Aim of the task = Only the lines of the data holding the string "icon" need to be returned.

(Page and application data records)
-------

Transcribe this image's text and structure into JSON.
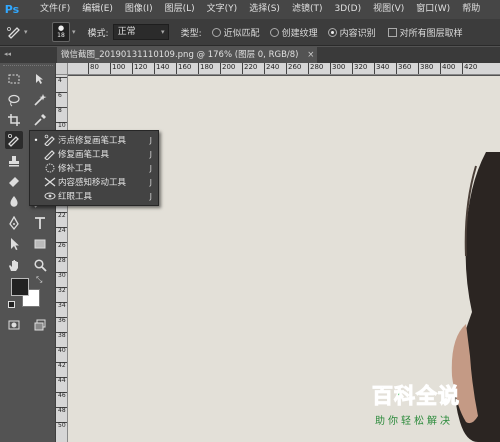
{
  "app": {
    "logo": "Ps"
  },
  "menubar": {
    "items": [
      "文件(F)",
      "编辑(E)",
      "图像(I)",
      "图层(L)",
      "文字(Y)",
      "选择(S)",
      "滤镜(T)",
      "3D(D)",
      "视图(V)",
      "窗口(W)",
      "帮助"
    ]
  },
  "options": {
    "brush_size": "18",
    "mode_label": "模式:",
    "mode_value": "正常",
    "type_label": "类型:",
    "type_options": [
      "近似匹配",
      "创建纹理",
      "内容识别"
    ],
    "type_selected": "内容识别",
    "sample_all_label": "对所有图层取样"
  },
  "document": {
    "tab_title": "微信截图_20190131110109.png @ 176% (图层 0, RGB/8)",
    "close_symbol": "×"
  },
  "ruler": {
    "top_labels": [
      "80",
      "100",
      "120",
      "140",
      "160",
      "180",
      "200",
      "220",
      "240",
      "260",
      "280",
      "300",
      "320",
      "340",
      "360",
      "380",
      "400",
      "420"
    ],
    "left_labels": [
      "4",
      "6",
      "8",
      "10",
      "12",
      "14",
      "16",
      "18",
      "20",
      "22",
      "24",
      "26",
      "28",
      "30",
      "32",
      "34",
      "36",
      "38",
      "40",
      "42",
      "44",
      "46",
      "48",
      "50"
    ]
  },
  "flyout": {
    "items": [
      {
        "label": "污点修复画笔工具",
        "key": "J",
        "icon": "spot-healing-brush-icon",
        "selected": true
      },
      {
        "label": "修复画笔工具",
        "key": "J",
        "icon": "healing-brush-icon",
        "selected": false
      },
      {
        "label": "修补工具",
        "key": "J",
        "icon": "patch-icon",
        "selected": false
      },
      {
        "label": "内容感知移动工具",
        "key": "J",
        "icon": "content-aware-move-icon",
        "selected": false
      },
      {
        "label": "红眼工具",
        "key": "J",
        "icon": "red-eye-icon",
        "selected": false
      }
    ],
    "bullet": "•"
  },
  "watermark": {
    "title": "百科全说",
    "subtitle": "助你轻松解决"
  },
  "colors": {
    "foreground": "#222222",
    "background": "#ffffff",
    "canvas": "#e3e0d8",
    "accent": "#1fa83a"
  }
}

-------

Response to this exercise =
        "icon": "spot-healing-brush-icon",
        "icon": "healing-brush-icon",
        "icon": "patch-icon",
        "icon": "content-aware-move-icon",
        "icon": "red-eye-icon",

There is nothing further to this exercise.